Austin Book Arts Center
In an increasingly digital world, the Austin Book Arts Center is fighting to keep “ book” from becoming a four-letter word. Kindle your appreciation for paper through bookbinding, type setting, and letterpress printing classes designed for bibliophiles of all ages.
Austin Homebrew Supply
Amidst the current craft beer explosion, many discerning drinkers are choosing a brew-it-yourself approach. Austin Homebrew Supply offers aspiring brewers all the necessary equipment and ingredients, as well as a monthly “ Introduction to Homebrewing Class” complete with live demonstration.
Austin Learnshop seeks to provide opportunities for more people to take part in Austin’s creative community. Past learnshops taught by some of the city’s most renowned creators have included everything from “ Intro to Woodworking” with BDJ Craft Works to weaving, brush lettering, andeven coding.
Austin Tinkering School
Here, kids create using real tools — casting a sword with molten metal or using a drill press to build a life-size, functional boat. Adults can reclaim their own childhood with a choice of four unique private parties — Nerdy Derby, Toy Boat Regatta, Marshmallow Shooters, or Shop Class 101.
At Canoe, Natalie Davis puts a modern spin on an old-school material — leather. She enjoys sharing her deep knowledge of leathercraft in leather tooling classes at her studio, where students can learn how to stamp, dye, and finish leather.
A mix of DIY tool-and-supply library, maker space, and workshop center, CRAFT’s motto is “ We hoard so you don’t have to.” Workshops run the gamut from “Build Your Own Succulent Sanctuary” to “Hand-Milled Soap Making” and “Intro to Screenprinting.”
Creative Side Jewelry Academy of Austin
For over 10 years, jewelry maker Courtney Gray has offered courses in a wide array of techniques for students of all skill levels. One of her most popular classes is “ Forged Together,” where couples can work with a Master Goldsmith to create one-of-a-kind wedding rings.
Earth Native Wilderness School
Twenty minutes outside of Austin, the Earth Native Wilderness School sits on 25 wooded acres teeming with native flora and fauna. Their summer camp-meets-Survivor curriculum covers everything from basket weaving and plant medicine to overnight shelter making and bow building.
The Art School at Laguna Gloria
For over 50 years, The Art School has offered an astounding array of classes for children and adults at the stunning Laguna Gloria on Lake Austin. Opportunities for artistic exploration range from the prehistoric—stone carving—to the ultra-modern—iPhoneography—and everything in between.
Make It Sweet
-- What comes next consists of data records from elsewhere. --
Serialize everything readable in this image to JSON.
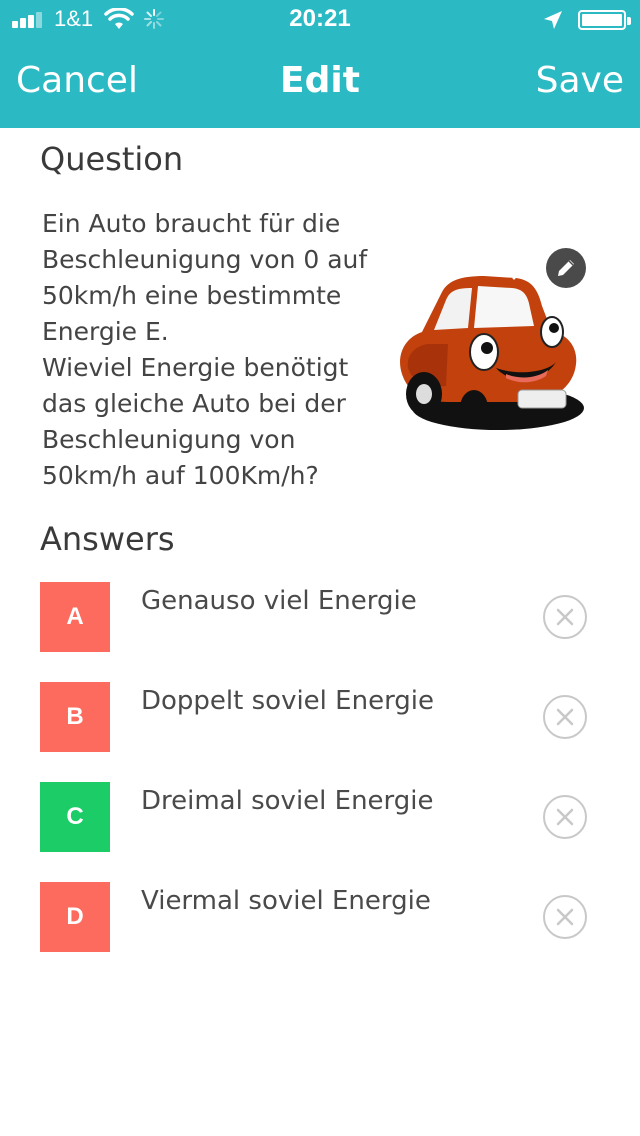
{
  "status_bar": {
    "carrier": "1&1",
    "time": "20:21",
    "battery_level": 1.0
  },
  "nav": {
    "cancel_label": "Cancel",
    "title": "Edit",
    "save_label": "Save"
  },
  "colors": {
    "header": "#2bbac4",
    "wrong": "#fc6b5d",
    "correct": "#1ccc66"
  },
  "question": {
    "heading": "Question",
    "text": "Ein Auto braucht für die\nBeschleunigung von 0 auf\n50km/h eine bestimmte\nEnergie E.\nWieviel Energie benötigt\ndas gleiche Auto bei der\nBeschleunigung von\n50km/h auf 100Km/h?",
    "image_icon": "cartoon-car",
    "edit_icon": "pencil-icon"
  },
  "answers": {
    "heading": "Answers",
    "items": [
      {
        "letter": "A",
        "text": "Genauso viel Energie",
        "correct": false
      },
      {
        "letter": "B",
        "text": "Doppelt soviel Energie",
        "correct": false
      },
      {
        "letter": "C",
        "text": "Dreimal soviel Energie",
        "correct": true
      },
      {
        "letter": "D",
        "text": "Viermal soviel Energie",
        "correct": false
      }
    ]
  }
}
The largest cake supply store in Central Texas, Make It Sweet carries everything you need to perfect your confections. Their classes fill up quickly and range from the classic (pie baking, tiered cakes) to the deliciously whimsical (cakes that look like tacos or tiny animals made from modeling chocolate).
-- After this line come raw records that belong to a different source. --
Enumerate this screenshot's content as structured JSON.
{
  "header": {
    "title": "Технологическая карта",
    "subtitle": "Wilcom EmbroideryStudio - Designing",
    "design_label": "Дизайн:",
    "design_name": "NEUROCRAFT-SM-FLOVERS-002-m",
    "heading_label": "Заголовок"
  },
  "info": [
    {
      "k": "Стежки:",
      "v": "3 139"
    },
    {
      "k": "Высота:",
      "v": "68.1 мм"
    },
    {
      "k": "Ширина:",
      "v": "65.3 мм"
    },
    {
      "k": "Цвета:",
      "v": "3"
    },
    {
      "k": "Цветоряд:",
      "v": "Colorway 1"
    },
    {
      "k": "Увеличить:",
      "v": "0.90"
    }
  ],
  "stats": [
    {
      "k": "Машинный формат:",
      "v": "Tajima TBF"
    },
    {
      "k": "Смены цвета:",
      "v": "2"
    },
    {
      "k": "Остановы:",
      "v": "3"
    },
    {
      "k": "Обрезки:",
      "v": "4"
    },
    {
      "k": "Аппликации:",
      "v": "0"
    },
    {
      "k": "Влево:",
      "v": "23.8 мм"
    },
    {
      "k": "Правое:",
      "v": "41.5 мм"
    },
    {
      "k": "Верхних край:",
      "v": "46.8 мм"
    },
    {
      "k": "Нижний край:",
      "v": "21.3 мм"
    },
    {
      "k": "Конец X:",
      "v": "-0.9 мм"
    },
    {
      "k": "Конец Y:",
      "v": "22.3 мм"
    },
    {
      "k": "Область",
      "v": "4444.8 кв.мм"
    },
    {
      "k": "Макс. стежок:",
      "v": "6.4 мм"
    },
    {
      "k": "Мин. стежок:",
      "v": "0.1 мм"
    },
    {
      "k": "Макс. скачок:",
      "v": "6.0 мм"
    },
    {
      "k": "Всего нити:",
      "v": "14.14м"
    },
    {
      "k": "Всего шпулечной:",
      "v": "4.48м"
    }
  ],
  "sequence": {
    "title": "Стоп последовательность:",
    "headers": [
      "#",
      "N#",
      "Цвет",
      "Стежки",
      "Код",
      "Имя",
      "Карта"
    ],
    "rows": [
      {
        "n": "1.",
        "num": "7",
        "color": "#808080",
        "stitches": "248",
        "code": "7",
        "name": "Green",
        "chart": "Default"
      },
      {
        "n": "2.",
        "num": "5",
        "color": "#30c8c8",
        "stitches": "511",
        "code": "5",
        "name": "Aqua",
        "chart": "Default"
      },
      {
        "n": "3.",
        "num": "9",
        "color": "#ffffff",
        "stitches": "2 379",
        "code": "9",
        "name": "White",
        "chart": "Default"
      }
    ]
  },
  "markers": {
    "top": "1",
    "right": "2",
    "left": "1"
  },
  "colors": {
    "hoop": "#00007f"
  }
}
Round Rock Honey Beekeeping School
This three-hour course teaches the bee-curious everything they need to know about starting their own apiary. Students will learn all about sustainable beekeeping and honey production practices before suiting up and interacting with one of Round Rock Honey’s hives.
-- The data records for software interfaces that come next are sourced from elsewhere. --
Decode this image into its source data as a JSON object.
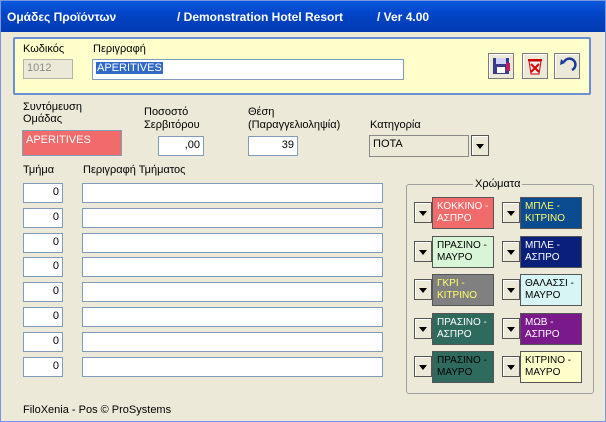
{
  "title": {
    "app": "Ομάδες Προϊόντων",
    "hotel": "/ Demonstration Hotel Resort",
    "version": "/ Ver  4.00"
  },
  "top_panel": {
    "code_label": "Κωδικός",
    "code_value": "1012",
    "description_label": "Περιγραφή",
    "description_value": "APERITIVES"
  },
  "toolbar": {
    "save_icon": "floppy-save-icon",
    "cancel_icon": "bucket-cancel-icon",
    "undo_icon": "undo-arrow-icon"
  },
  "form": {
    "short_label_line1": "Συντόμευση",
    "short_label_line2": "Ομάδας",
    "short_value": "APERITIVES",
    "short_bg": "#f26b6b",
    "percent_label_line1": "Ποσοστό",
    "percent_label_line2": "Σερβιτόρου",
    "percent_value": ",00",
    "position_label_line1": "Θέση",
    "position_label_line2": "(Παραγγελιοληψία)",
    "position_value": "39",
    "category_label": "Κατηγορία",
    "category_value": "ΠΟΤΑ"
  },
  "sections": {
    "dept_label": "Τμήμα",
    "dept_desc_label": "Περιγραφή Τμήματος",
    "rows": [
      {
        "dept": "0",
        "desc": ""
      },
      {
        "dept": "0",
        "desc": ""
      },
      {
        "dept": "0",
        "desc": ""
      },
      {
        "dept": "0",
        "desc": ""
      },
      {
        "dept": "0",
        "desc": ""
      },
      {
        "dept": "0",
        "desc": ""
      },
      {
        "dept": "0",
        "desc": ""
      },
      {
        "dept": "0",
        "desc": ""
      }
    ]
  },
  "colors": {
    "title": "Χρώματα",
    "left": [
      {
        "line1": "ΚΟΚΚΙΝΟ -",
        "line2": "ΑΣΠΡΟ",
        "bg": "#f26b6b",
        "fg": "#ffffff"
      },
      {
        "line1": "ΠΡΑΣΙΝΟ -",
        "line2": "ΜΑΥΡΟ",
        "bg": "#d8f5d8",
        "fg": "#000000"
      },
      {
        "line1": "ΓΚΡΙ -",
        "line2": "ΚΙΤΡΙΝΟ",
        "bg": "#808080",
        "fg": "#ffff66"
      },
      {
        "line1": "ΠΡΑΣΙΝΟ -",
        "line2": "ΑΣΠΡΟ",
        "bg": "#2e6b5e",
        "fg": "#ffffff"
      },
      {
        "line1": "ΠΡΑΣΙΝΟ -",
        "line2": "ΜΑΥΡΟ",
        "bg": "#2e6b5e",
        "fg": "#000000"
      }
    ],
    "right": [
      {
        "line1": "ΜΠΛΕ -",
        "line2": "ΚΙΤΡΙΝΟ",
        "bg": "#0a4c8f",
        "fg": "#ffff66"
      },
      {
        "line1": "ΜΠΛΕ -",
        "line2": "ΑΣΠΡΟ",
        "bg": "#0a1f7a",
        "fg": "#ffffff"
      },
      {
        "line1": "ΘΑΛΑΣΣΙ -",
        "line2": "ΜΑΥΡΟ",
        "bg": "#d8f5f5",
        "fg": "#000000"
      },
      {
        "line1": "ΜΩΒ -",
        "line2": "ΑΣΠΡΟ",
        "bg": "#7a1a8a",
        "fg": "#ffffff"
      },
      {
        "line1": "ΚΙΤΡΙΝΟ -",
        "line2": "ΜΑΥΡΟ",
        "bg": "#ffffcc",
        "fg": "#000000"
      }
    ]
  },
  "footer": {
    "text": "FiloXenia - Pos  © ProSystems"
  }
}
Whether you’re a lifelong crafter or a sew-phobic newbie, this charming studio and its disarming instructors will put you at ease. Learn everything from sewing machine basics to advanced garment design, plus stamp carving, fabric dyeing, crochet, and more. Discover a host of unique fabrics and vintage crafting supplies in their shop.
Sustainable Food Center
The SFC’s food gardening classes are held in the fall and spring planting seasons and are tailored specifically to Austin-area gardeners, covering everything from raised bed construction to pest management. The paid classes at this local non-profit allow them to offer free classes at Austin schools, rec centers, and shelters.
This expansive DIY workshop and fabrication studio is a maker’s ultimate playground, offering access to laser cutters, 3-D printers, a woodshop, welding stations, and much more. Members can reserve and use TechShop tools, but anyone can take classes ranging from 3-D modeling to soldering to garden bench construction.
Web article designed by Tori Townsend
Read more from the Makers + Industry Issue | July 2016